The basic idea is to create an iframe in the host page that loads content from our domain. This is the idea behind the ‘post to iframe’ trick used by Facebook, among others. As a variant of this technique, we’ve been using porthole.js to set up an iframe to which we can post messages, and from which we can receive messages. This works, but we wanted to wrap this low-level interface into something slightly more convenient. We like jQuery’s ajax method, so we’ll try to imitate that. In the end we’ll have a communication channel that lets us quickly and easily talk to another domain almost as if it were right here, which is why we call it a wormhole: it bridges time and space!
On the host page, the wormhole frontend, we create an Ember object (did I mention we’re using Ember.js?) that sets up the porthole windowProxy and listens for messages from it. This object also has an ajax method that emulates jQuery.ajax, taking a standard settings object.
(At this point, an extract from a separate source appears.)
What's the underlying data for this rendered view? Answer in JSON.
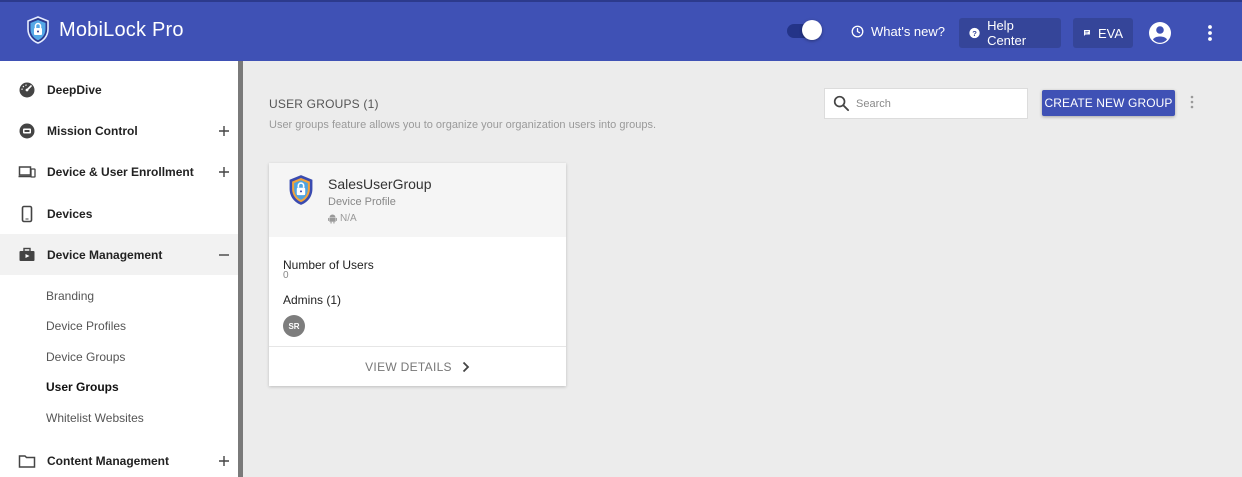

When Wormhole.ajax is called, we create a Deferred to handle the result and store this deferred in a dictionary, indexed by a unique request id. Then, we simply send the settings object through the porthole to be handled on the other side, and we return a promise that the deferred will eventually be fulfilled. When the response comes back from the porthole, Wormhole.onResponse is called and we simply pop the matching deferred out of the dictionary and resolve or reject it, depending on whether the request succeeded or failed.
For convenience, we even handle ajax requests that are made before the iframe has loaded by stuffing those requests into a queue and then sending them when we get a message that the porthole is ready. That way clients can use the Wormhole immediately after it has been created, without themselves waiting for it to be established.
To make this all work the backend page which is pulled down into the iframe from wormholeUrl runs a simple script that sets up the porthole windowProxy from its side, sends a ready message, and then listens for requests posted from the frontend. When a request comes in, it fires off a real jquery ajax call, no cross-domain hoops to jump through, and then sends a response message back through the porthole when the request is complete, indicating whether the call succeeded or failed.
Here’s the code:
Et voila! We can now make cross-domain requests through our iframe using the convenient jQuery.ajax interface. We’re working on interesting problems like these at NetWallet every day, and we’re hiring!